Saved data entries
☆ ☆ ☆ ☆

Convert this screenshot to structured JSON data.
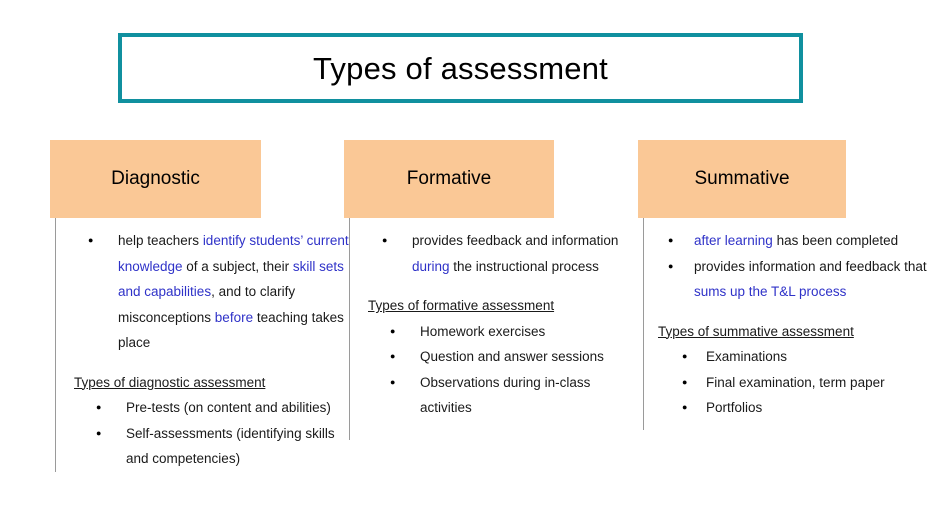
{
  "title": {
    "text": "Types of assessment",
    "border_color": "#10909f"
  },
  "theme": {
    "header_bg": "#fac896",
    "divider": "#9a9a9a",
    "text": "#1a1a1a",
    "highlight": "#2f32c8"
  },
  "columns": [
    {
      "id": "diagnostic",
      "header": "Diagnostic",
      "main_bullets": [
        {
          "segments": [
            {
              "t": "help teachers ",
              "hl": false
            },
            {
              "t": "identify students’ current knowledge",
              "hl": true
            },
            {
              "t": " of a subject, their ",
              "hl": false
            },
            {
              "t": "skill sets and capabilities",
              "hl": true
            },
            {
              "t": ", and to clarify misconceptions ",
              "hl": false
            },
            {
              "t": "before",
              "hl": true
            },
            {
              "t": " teaching takes place",
              "hl": false
            }
          ]
        }
      ],
      "sub_heading": "Types of diagnostic assessment",
      "sub_bullets": [
        "Pre-tests (on content and abilities)",
        "Self-assessments (identifying skills and competencies)"
      ]
    },
    {
      "id": "formative",
      "header": "Formative",
      "main_bullets": [
        {
          "segments": [
            {
              "t": "provides feedback and information ",
              "hl": false
            },
            {
              "t": "during",
              "hl": true
            },
            {
              "t": " the instructional process",
              "hl": false
            }
          ]
        }
      ],
      "sub_heading": "Types of formative assessment",
      "sub_bullets": [
        "Homework exercises",
        "Question and answer sessions",
        "Observations during in-class activities"
      ]
    },
    {
      "id": "summative",
      "header": "Summative",
      "main_bullets": [
        {
          "segments": [
            {
              "t": "after learning",
              "hl": true
            },
            {
              "t": " has been completed",
              "hl": false
            }
          ]
        },
        {
          "segments": [
            {
              "t": "provides information and feedback that ",
              "hl": false
            },
            {
              "t": "sums up the T&L process",
              "hl": true
            }
          ]
        }
      ],
      "sub_heading": "Types of summative assessment",
      "sub_bullets": [
        "Examinations",
        " Final examination, term paper",
        "Portfolios"
      ]
    }
  ]
}
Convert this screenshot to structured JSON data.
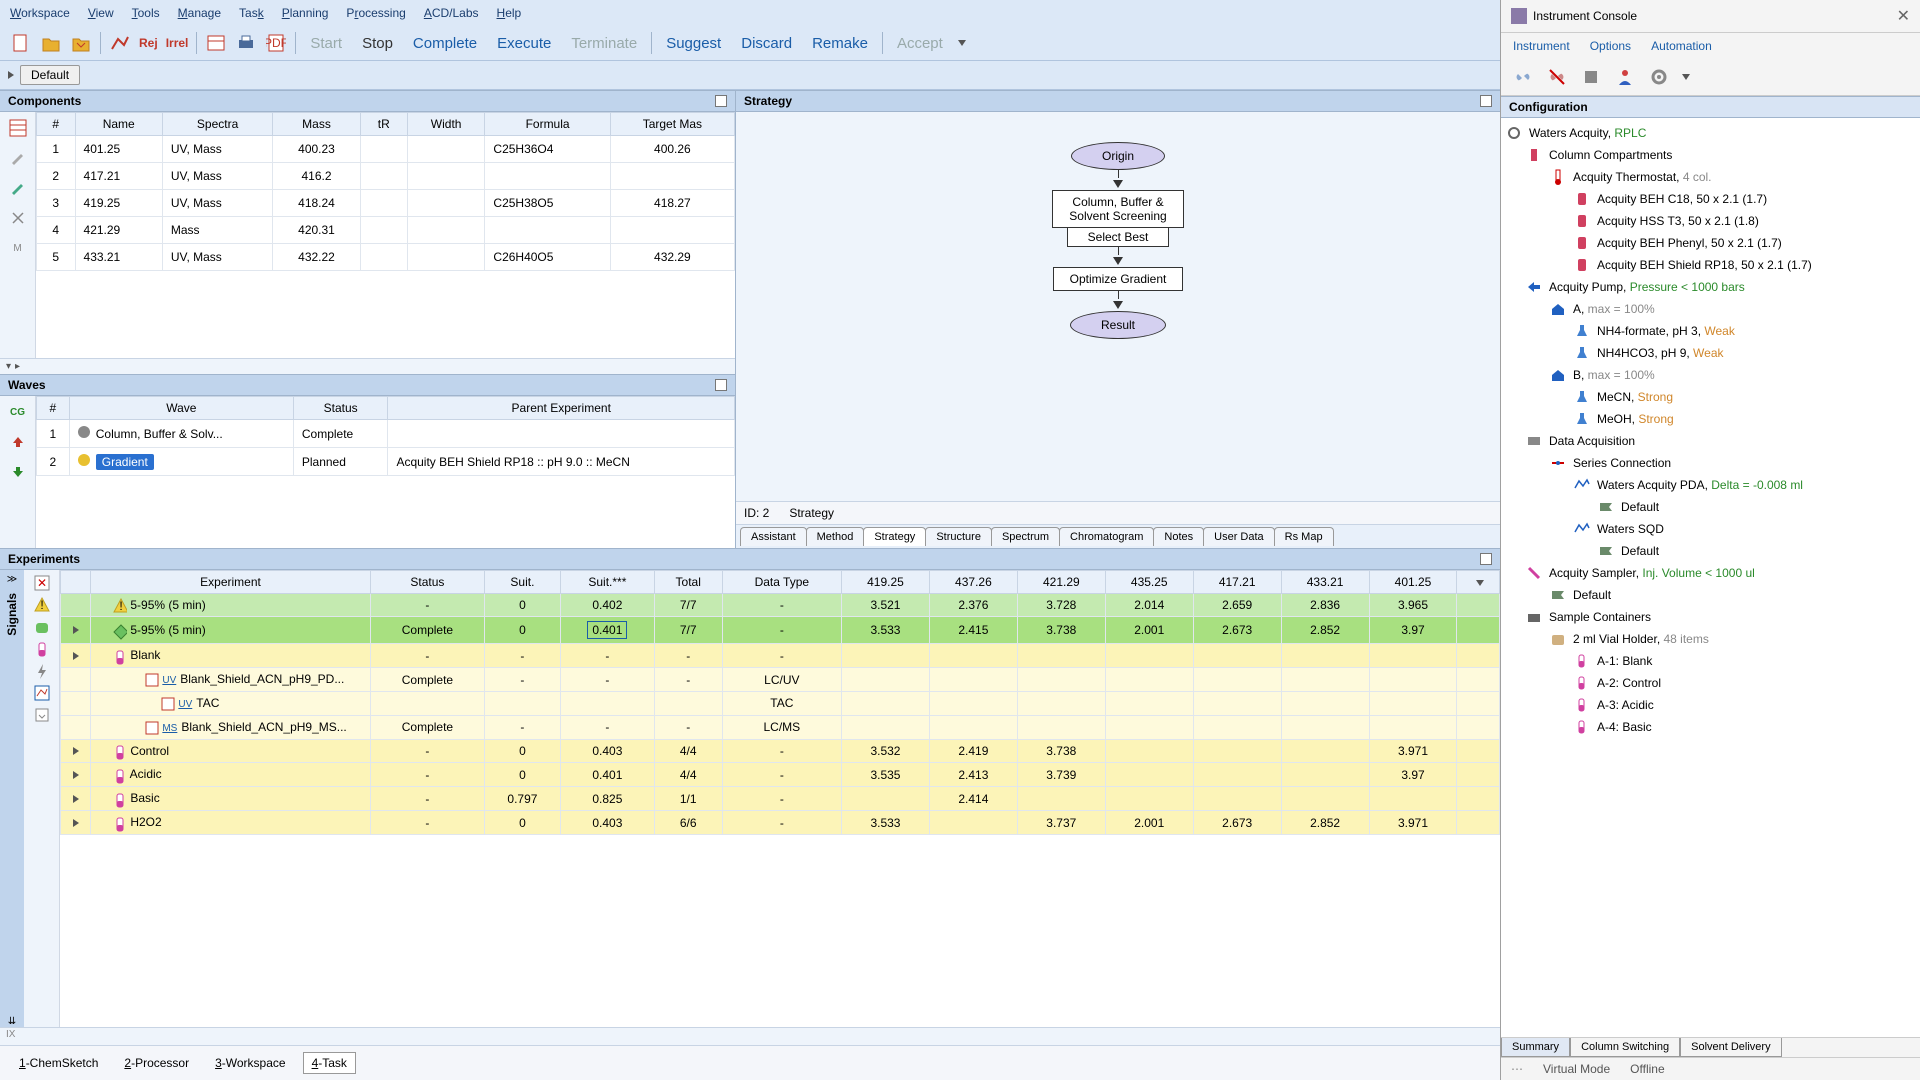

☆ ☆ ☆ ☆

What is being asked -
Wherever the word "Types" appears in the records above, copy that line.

Written solution -
    "text": "Types of assessment",
      "sub_heading": "Types of diagnostic assessment",
      "sub_heading": "Types of formative assessment",
      "sub_heading": "Types of summative assessment",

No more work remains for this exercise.